Back in January I met Glendon Mellow at Science Online. Since then I’ve been following his impressive work at the intersection of art and science and thinking a lot about where the relationship between the two might be found in citizen science. Scientific American’s Symbiartic blog has featured numerous articles about the intersection of science and art, from everyday science art, to visualizations from space, to scientifically literate illustrations with contemporary aesthetics, to exhibits about the intersection of art and science from around the nation.
Here at the intersection of art and science we find a space for rethinking the way that we communicate scientific information, what information is communicated, and what audiences we communicate with. Artists not only illustrate or otherwise create to communicate science, but also to provide insight into the relationship between science and society—productive tensions between scientific progress and critical questioning about what it means for us as humans.
Another place where we find productive tensions somewhere between tradition and radical innovation, following Thomas Kuhn, is in hacker, maker, and DIY communities. In these communities we find incredible technical innovation, interest in scientific research practices as well as critical engagement with the politics of our science and technology, especially concerning who is provided access. They’re also influencing science. Alessandro Delfanti‘s new book reminds us that “Open biology is embracing values and practices taken from the world of hacking and free software,” which has some interesting implications for science and citizen science, because it suggests that “science is experiencing the same type of differentiation and complexity shown by hacker cultures” (p. 12).
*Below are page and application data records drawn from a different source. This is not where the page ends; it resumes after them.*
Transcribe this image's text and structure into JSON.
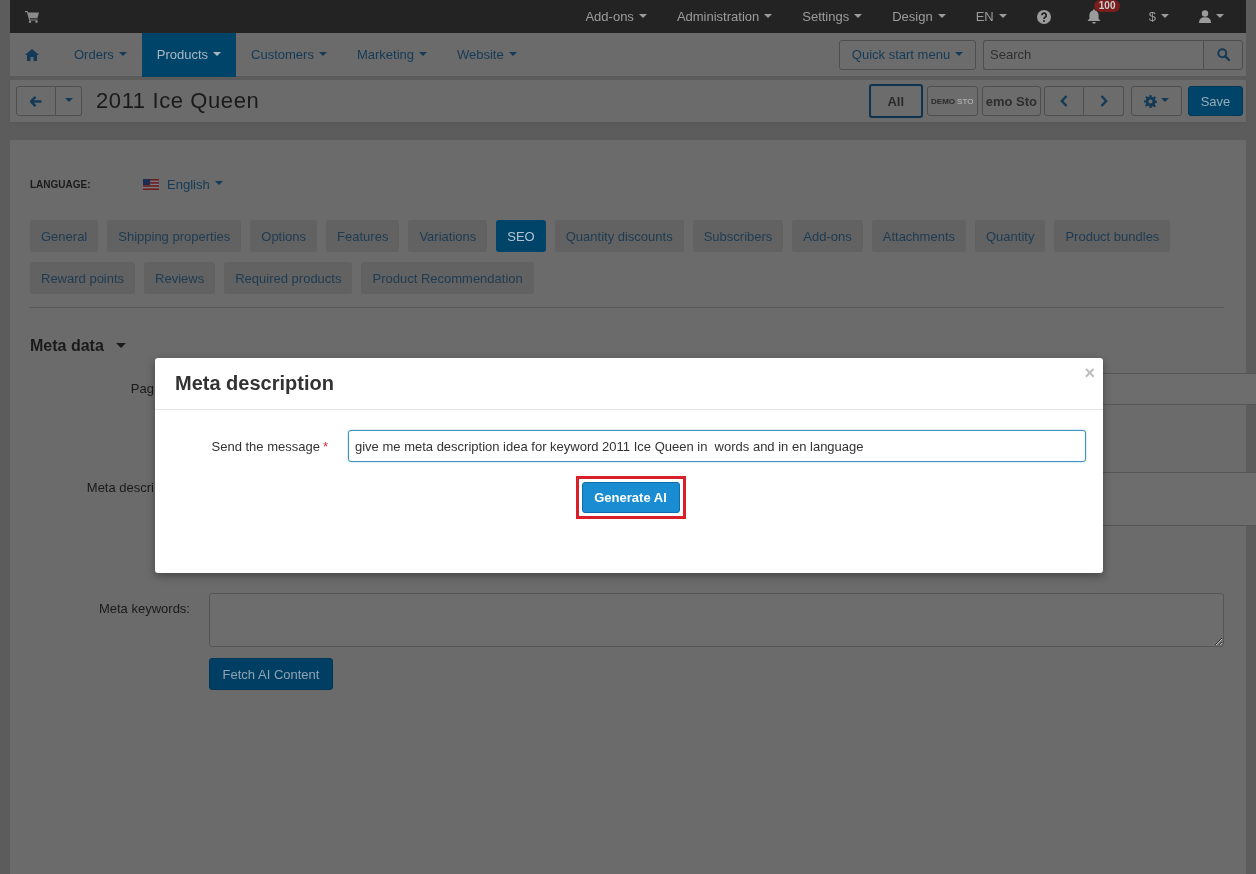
{
  "top_bar": {
    "menus": [
      {
        "label": "Add-ons"
      },
      {
        "label": "Administration"
      },
      {
        "label": "Settings"
      },
      {
        "label": "Design"
      },
      {
        "label": "EN"
      }
    ],
    "notifications": {
      "badge": "100"
    },
    "currency": {
      "label": "$"
    }
  },
  "nav": {
    "items": [
      {
        "label": "Orders",
        "selected": false
      },
      {
        "label": "Products",
        "selected": true
      },
      {
        "label": "Customers",
        "selected": false
      },
      {
        "label": "Marketing",
        "selected": false
      },
      {
        "label": "Website",
        "selected": false
      }
    ],
    "quick_start": {
      "label": "Quick start menu"
    },
    "search": {
      "placeholder": "Search"
    }
  },
  "header": {
    "title": "2011 Ice Queen",
    "storefronts": [
      {
        "kind": "all",
        "label": "All",
        "selected": true
      },
      {
        "kind": "logo",
        "label": "DEMO",
        "tail": "STO",
        "selected": false
      },
      {
        "kind": "name",
        "label": "emo Sto",
        "selected": false
      }
    ],
    "save": {
      "label": "Save"
    }
  },
  "language": {
    "label": "LANGUAGE:",
    "value": "English"
  },
  "tabs": [
    {
      "label": "General",
      "selected": false
    },
    {
      "label": "Shipping properties",
      "selected": false
    },
    {
      "label": "Options",
      "selected": false
    },
    {
      "label": "Features",
      "selected": false
    },
    {
      "label": "Variations",
      "selected": false
    },
    {
      "label": "SEO",
      "selected": true
    },
    {
      "label": "Quantity discounts",
      "selected": false
    },
    {
      "label": "Subscribers",
      "selected": false
    },
    {
      "label": "Add-ons",
      "selected": false
    },
    {
      "label": "Attachments",
      "selected": false
    },
    {
      "label": "Quantity",
      "selected": false
    },
    {
      "label": "Product bundles",
      "selected": false
    },
    {
      "label": "Reward points",
      "selected": false
    },
    {
      "label": "Reviews",
      "selected": false
    },
    {
      "label": "Required products",
      "selected": false
    },
    {
      "label": "Product Recommendation",
      "selected": false
    }
  ],
  "section": {
    "title": "Meta data",
    "expanded": true
  },
  "form": {
    "behind_dialog": [
      {
        "label": "Pag",
        "kind": "input"
      },
      {
        "label": "Meta descri",
        "kind": "textarea"
      }
    ],
    "rows": [
      {
        "label": "Meta keywords:",
        "kind": "textarea"
      }
    ]
  },
  "fetch_button": {
    "label": "Fetch AI Content"
  },
  "dialog": {
    "title": "Meta description",
    "close": "×",
    "field": {
      "label": "Send the message",
      "required_mark": "*",
      "value": "give me meta description idea for keyword 2011 Ice Queen in  words and in en language"
    },
    "button": {
      "label": "Generate AI",
      "highlighted": true
    }
  }
}
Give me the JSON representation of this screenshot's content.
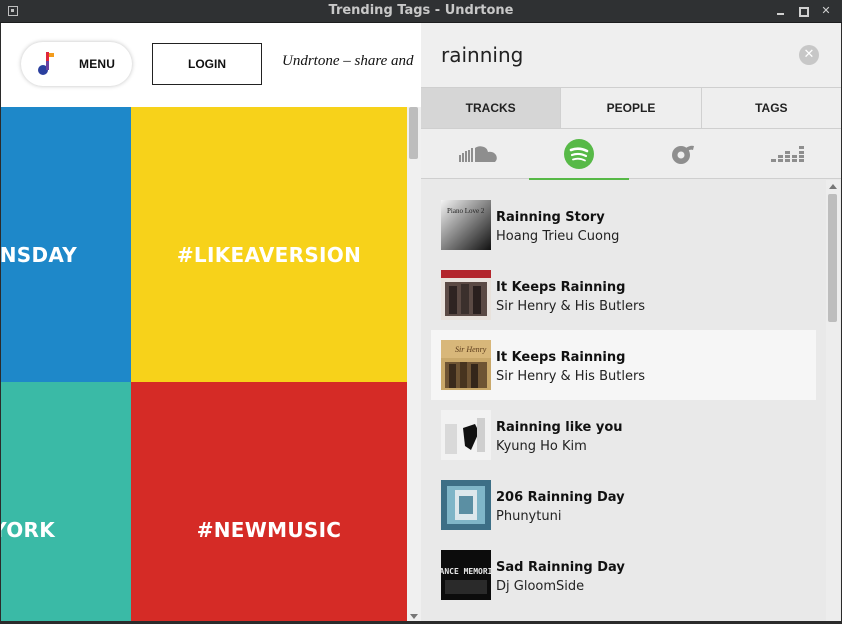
{
  "window": {
    "title": "Trending Tags - Undrtone"
  },
  "header": {
    "menu_label": "MENU",
    "login_label": "LOGIN",
    "tagline": "Undrtone – share and"
  },
  "tiles": [
    {
      "label": "ANSDAY",
      "color": "#1e88c9"
    },
    {
      "label": "#LIKEAVERSION",
      "color": "#f7d21a"
    },
    {
      "label": "YORK",
      "color": "#3abaa6"
    },
    {
      "label": "#NEWMUSIC",
      "color": "#d52b26"
    }
  ],
  "search": {
    "query": "rainning"
  },
  "tabs": [
    {
      "label": "TRACKS",
      "active": true
    },
    {
      "label": "PEOPLE",
      "active": false
    },
    {
      "label": "TAGS",
      "active": false
    }
  ],
  "services": [
    {
      "icon": "soundcloud-icon",
      "active": false
    },
    {
      "icon": "spotify-icon",
      "active": true,
      "color": "#57b947"
    },
    {
      "icon": "rdio-icon",
      "active": false
    },
    {
      "icon": "deezer-icon",
      "active": false
    }
  ],
  "results": [
    {
      "title": "Rainning Story",
      "artist": "Hoang Trieu Cuong",
      "cover_text": "Piano Love 2"
    },
    {
      "title": "It Keeps Rainning",
      "artist": "Sir Henry & His Butlers"
    },
    {
      "title": "It Keeps Rainning",
      "artist": "Sir Henry & His Butlers",
      "cover_text": "Sir Henry",
      "highlighted": true
    },
    {
      "title": "Rainning like you",
      "artist": "Kyung Ho Kim"
    },
    {
      "title": "206 Rainning Day",
      "artist": "Phunytuni"
    },
    {
      "title": "Sad Rainning Day",
      "artist": "Dj GloomSide",
      "cover_text": "TRANCE MEMORIES"
    }
  ]
}
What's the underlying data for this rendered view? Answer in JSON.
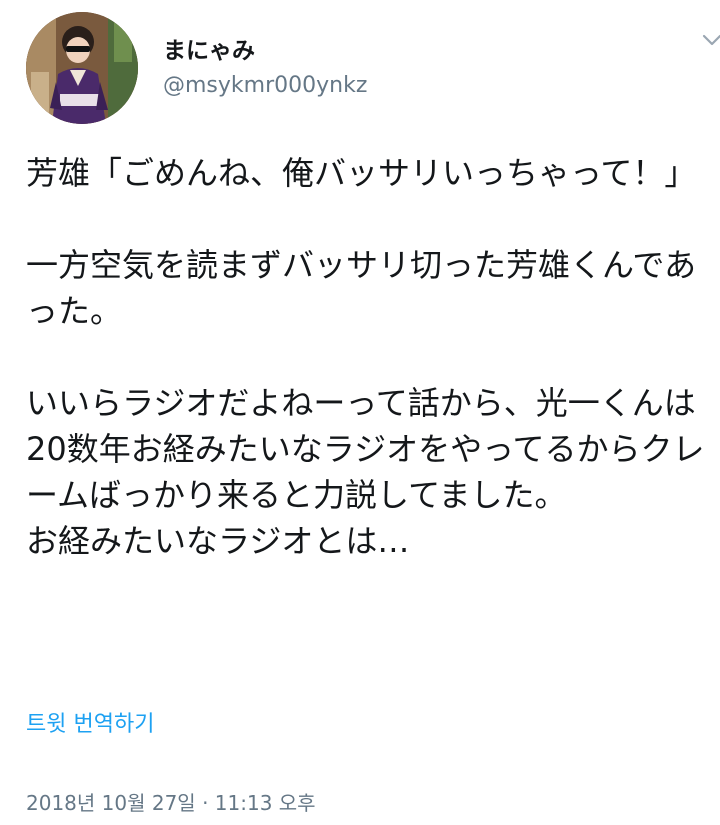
{
  "user": {
    "display_name": "まにゃみ",
    "handle": "@msykmr000ynkz"
  },
  "tweet": {
    "text": "芳雄「ごめんね、俺バッサリいっちゃって！」\n\n一方空気を読まずバッサリ切った芳雄くんであった。\n\nいいらラジオだよねーって話から、光一くんは20数年お経みたいなラジオをやってるからクレームばっかり来ると力説してました。\nお経みたいなラジオとは…",
    "translate_label": "트윗 번역하기",
    "timestamp": "2018년 10월 27일 · 11:13 오후"
  },
  "icons": {
    "avatar": "profile-photo",
    "caret": "chevron-down-icon"
  },
  "colors": {
    "text": "#14171a",
    "secondary": "#657786",
    "link": "#1da1f2"
  }
}
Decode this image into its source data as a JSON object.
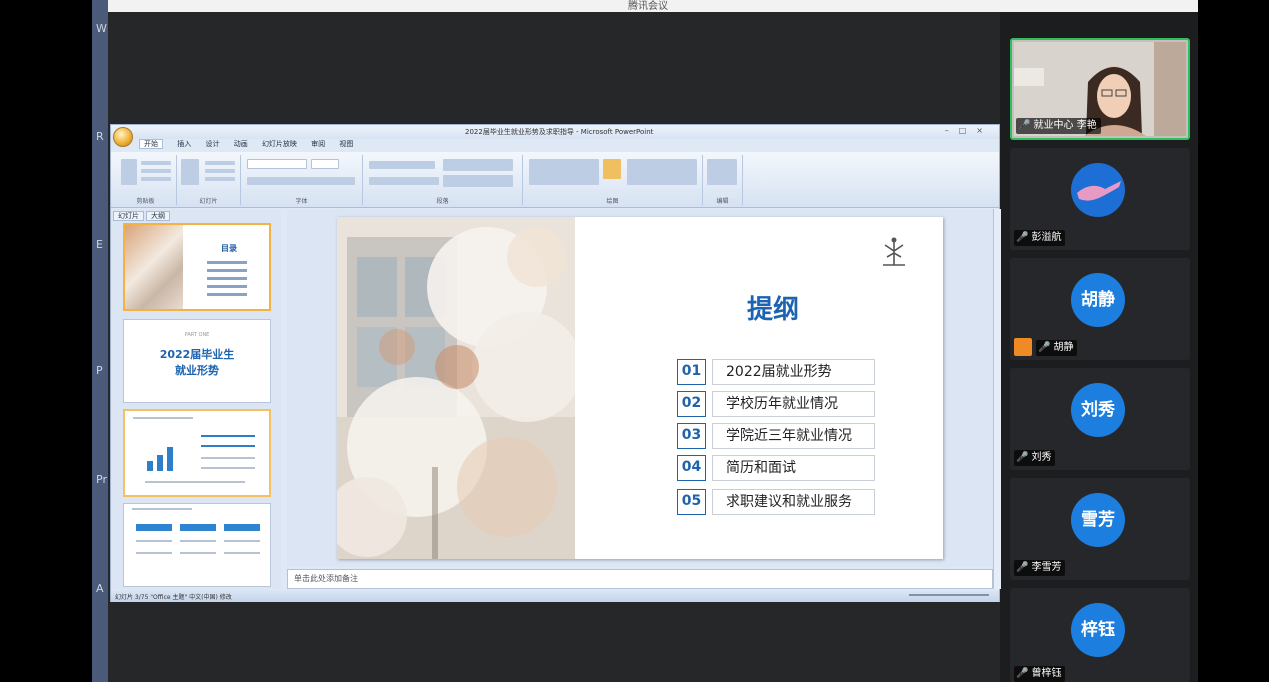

Bringing together science art, amateur biology, and DIY and hacker ethics to explore emerging engagement with amateur biology, Mary Tsang and Benjamin Welmond have teamed up to create a documentary: DIYSect. Tsang studied biology and art and comes to the project as a bioartist, and Welmond studied film and comes the project as a filmmaker. Together, they will travel around the United States and Canada to document the work of biohackers, bioartists, citizen scientists, scientists, writers, and curators who participate in DIYBio and BioArt projects.
From the North East to the South East and across to the West Coast, the team will visit biohackers and bioartists and others as they begin several discussions about how these amateur enterprises are developing. Tsang and Welmond are especially interested in questions about how biology, biotech, and biohacking influence our social, political, and philosophical outlooks. Bioartists provide especially critical insight to these questions and so become an important part of the project. Wythe Marschall offers one argument for the importance of such work here.
These filmmakers hope to generate interest in biology and biotechnology, engage critically and without fear current trends these research spaces demonstrate, explore how bioartists are raising and engaging such questions, and also examine the range of applications and accessibility afforded by the uptake of biological and biotechnology research by the DIY community.
DIYSect will be a web-series of 8-10 minute episodes, available at no cost on Vimeo, with several topics focusing especially on citizen science and DIYBio (How to Build Your Own BioHackLab, DIYBiology: A Tale in Two Parts, and The Future of Citizen Science) and also on issues that are likely to generate some difficult but interesting questions for those participating in citizen science projects (Genes, Self, and Identity, PostNaturalism: New Breeds of Hybridity, and Putting Patents on Life).
While the documentary has yet to be made, you can check out some previews on DIYSect’s homepage, and support their project over at Kickstarter. The project will be funded if it reaches its $8,000 goal by Wednesday Aug 7, 11:59pm EDT. Stop by and lend them your support!
Reference: Delfanti, A. (2013). Biohackers: The politics of Open Science. London: Pluto.
This post originally appeared on PLOS CitizenSci.